5. Choice. Most private insurance restricts your choice of providers and hospitals. Under the U.S. National Health Insurance Act, patients have a choice, and the provider is assured a fair payment.
6. No Interference with Care. Caregivers and patients regain their autonomy to decide what’s best for a patient’s health, not what’s dictated by the billing department. No denial of coverage for pre-existing conditions or cancellation of policies for “unreported” minor health problems.
7. Reducing Waste. One third of every private health insurance dollar goes for paperwork and profits, compared to about 3% under Medicare, the federal government’s universal system for senior citizen healthcare.
8. Cost Savings. A guaranteed health care system can produce the cost savings needed to cover everyone, largely by using existing resources without the waste. Taiwan, shifting from a U.S. private health care model, adopted a similar system in 1995, boosting health coverage from 57% to 97% with little increase in overall health care spending.
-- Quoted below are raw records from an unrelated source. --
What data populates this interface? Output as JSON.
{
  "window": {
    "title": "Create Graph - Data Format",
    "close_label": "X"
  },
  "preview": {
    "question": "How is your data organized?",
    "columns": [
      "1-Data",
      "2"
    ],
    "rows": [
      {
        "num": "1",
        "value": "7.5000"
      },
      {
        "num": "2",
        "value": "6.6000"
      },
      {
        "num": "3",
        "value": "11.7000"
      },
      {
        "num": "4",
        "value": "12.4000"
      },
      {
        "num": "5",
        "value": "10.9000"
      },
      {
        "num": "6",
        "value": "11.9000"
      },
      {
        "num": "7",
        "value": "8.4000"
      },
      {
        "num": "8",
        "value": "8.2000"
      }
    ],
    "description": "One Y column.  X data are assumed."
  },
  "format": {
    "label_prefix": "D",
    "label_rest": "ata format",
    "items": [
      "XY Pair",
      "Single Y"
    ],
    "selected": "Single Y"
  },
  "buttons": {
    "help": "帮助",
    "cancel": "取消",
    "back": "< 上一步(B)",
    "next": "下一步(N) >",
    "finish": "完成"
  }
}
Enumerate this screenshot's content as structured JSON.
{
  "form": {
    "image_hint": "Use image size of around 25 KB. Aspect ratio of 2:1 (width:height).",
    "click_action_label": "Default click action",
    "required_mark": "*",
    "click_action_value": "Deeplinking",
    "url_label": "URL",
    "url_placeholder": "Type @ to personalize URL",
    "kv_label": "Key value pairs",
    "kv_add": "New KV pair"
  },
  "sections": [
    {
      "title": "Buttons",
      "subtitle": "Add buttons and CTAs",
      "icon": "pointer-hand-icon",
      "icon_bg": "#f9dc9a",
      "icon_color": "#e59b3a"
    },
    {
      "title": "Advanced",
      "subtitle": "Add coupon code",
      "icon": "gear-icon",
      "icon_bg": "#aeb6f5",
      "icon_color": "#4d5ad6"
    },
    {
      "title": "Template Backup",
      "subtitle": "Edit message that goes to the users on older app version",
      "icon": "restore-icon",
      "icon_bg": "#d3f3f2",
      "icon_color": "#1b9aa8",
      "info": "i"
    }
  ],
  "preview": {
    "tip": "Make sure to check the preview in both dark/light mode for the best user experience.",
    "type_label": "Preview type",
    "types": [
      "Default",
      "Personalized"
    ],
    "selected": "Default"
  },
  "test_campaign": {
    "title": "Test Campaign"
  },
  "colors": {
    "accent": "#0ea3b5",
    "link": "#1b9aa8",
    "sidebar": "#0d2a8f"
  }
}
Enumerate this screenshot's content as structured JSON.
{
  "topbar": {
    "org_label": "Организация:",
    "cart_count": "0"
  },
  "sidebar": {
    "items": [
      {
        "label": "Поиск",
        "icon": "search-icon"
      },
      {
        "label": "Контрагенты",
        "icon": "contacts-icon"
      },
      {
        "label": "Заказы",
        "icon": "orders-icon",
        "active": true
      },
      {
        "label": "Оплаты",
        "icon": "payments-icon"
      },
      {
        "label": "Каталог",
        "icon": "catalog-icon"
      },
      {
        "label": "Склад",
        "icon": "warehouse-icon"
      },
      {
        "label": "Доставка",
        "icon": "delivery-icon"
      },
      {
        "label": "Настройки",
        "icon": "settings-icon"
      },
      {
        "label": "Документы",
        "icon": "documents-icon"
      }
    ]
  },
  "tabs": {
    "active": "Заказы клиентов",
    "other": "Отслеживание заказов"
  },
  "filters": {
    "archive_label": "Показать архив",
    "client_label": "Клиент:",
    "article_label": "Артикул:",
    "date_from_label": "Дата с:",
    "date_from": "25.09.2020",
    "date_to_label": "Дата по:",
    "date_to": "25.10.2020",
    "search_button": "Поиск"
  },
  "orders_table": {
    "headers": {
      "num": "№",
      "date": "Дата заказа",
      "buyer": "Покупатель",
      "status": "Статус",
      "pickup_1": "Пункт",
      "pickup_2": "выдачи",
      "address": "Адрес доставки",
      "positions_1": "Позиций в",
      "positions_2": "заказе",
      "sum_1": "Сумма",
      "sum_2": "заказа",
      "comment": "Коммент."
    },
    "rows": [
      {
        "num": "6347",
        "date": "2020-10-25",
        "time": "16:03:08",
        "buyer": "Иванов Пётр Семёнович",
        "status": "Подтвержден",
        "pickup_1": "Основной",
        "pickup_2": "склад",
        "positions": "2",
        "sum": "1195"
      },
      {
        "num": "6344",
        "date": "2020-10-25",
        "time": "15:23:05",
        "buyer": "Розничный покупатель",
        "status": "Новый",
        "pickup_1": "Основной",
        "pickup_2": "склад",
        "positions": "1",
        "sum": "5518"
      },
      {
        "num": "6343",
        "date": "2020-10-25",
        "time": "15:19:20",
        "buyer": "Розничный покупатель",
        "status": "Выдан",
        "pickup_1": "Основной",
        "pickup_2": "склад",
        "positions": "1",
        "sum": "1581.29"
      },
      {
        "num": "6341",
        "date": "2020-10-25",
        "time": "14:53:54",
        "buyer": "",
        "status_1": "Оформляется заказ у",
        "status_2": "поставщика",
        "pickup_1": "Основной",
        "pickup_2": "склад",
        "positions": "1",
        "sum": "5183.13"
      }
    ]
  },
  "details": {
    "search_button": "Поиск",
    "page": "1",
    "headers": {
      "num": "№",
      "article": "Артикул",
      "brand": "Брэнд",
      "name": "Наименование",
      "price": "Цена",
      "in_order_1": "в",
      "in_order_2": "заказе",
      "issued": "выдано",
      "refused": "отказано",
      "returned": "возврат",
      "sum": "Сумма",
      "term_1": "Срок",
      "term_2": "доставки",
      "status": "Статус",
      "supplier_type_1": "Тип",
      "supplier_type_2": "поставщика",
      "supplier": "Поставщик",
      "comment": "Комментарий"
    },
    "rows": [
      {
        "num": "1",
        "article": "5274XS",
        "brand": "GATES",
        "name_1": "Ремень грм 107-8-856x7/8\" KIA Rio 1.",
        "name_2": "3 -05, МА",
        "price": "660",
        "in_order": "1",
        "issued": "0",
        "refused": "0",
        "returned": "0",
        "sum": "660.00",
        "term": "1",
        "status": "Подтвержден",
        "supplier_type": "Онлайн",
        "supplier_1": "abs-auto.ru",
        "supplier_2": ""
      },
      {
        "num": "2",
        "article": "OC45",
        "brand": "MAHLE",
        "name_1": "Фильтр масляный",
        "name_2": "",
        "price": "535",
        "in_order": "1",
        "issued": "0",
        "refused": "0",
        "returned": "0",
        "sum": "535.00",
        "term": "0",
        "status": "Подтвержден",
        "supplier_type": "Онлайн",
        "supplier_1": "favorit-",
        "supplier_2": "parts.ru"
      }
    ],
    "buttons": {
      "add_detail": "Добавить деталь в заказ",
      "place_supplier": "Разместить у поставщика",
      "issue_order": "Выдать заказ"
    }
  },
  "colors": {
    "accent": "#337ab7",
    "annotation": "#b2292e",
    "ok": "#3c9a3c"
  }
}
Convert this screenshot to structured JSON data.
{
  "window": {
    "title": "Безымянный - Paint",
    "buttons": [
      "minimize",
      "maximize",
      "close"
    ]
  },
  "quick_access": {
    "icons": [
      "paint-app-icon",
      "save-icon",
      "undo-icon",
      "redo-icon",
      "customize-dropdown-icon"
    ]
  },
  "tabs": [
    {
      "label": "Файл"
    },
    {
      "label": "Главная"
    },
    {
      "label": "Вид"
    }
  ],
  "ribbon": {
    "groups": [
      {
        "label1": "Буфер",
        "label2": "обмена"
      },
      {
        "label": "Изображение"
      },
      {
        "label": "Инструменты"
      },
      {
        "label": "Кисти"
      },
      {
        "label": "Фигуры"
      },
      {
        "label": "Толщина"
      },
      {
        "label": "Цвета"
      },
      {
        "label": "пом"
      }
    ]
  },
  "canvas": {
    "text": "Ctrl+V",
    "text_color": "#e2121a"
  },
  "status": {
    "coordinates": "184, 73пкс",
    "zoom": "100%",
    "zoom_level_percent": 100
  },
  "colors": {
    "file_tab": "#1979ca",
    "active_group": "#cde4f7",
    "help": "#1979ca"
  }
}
9. Common Sense Budgeting. The public system sets fair reimbursements applied equally to all providers, private and public, while assuring that appropriate health care is delivered, and uses its clout to negotiate volume discounts for prescription drugs and medical equipment.
10. Public Oversight. The public sets the policies and administers the system, not high priced CEOs meeting in private and making decisions based on their company’s stock performance needs.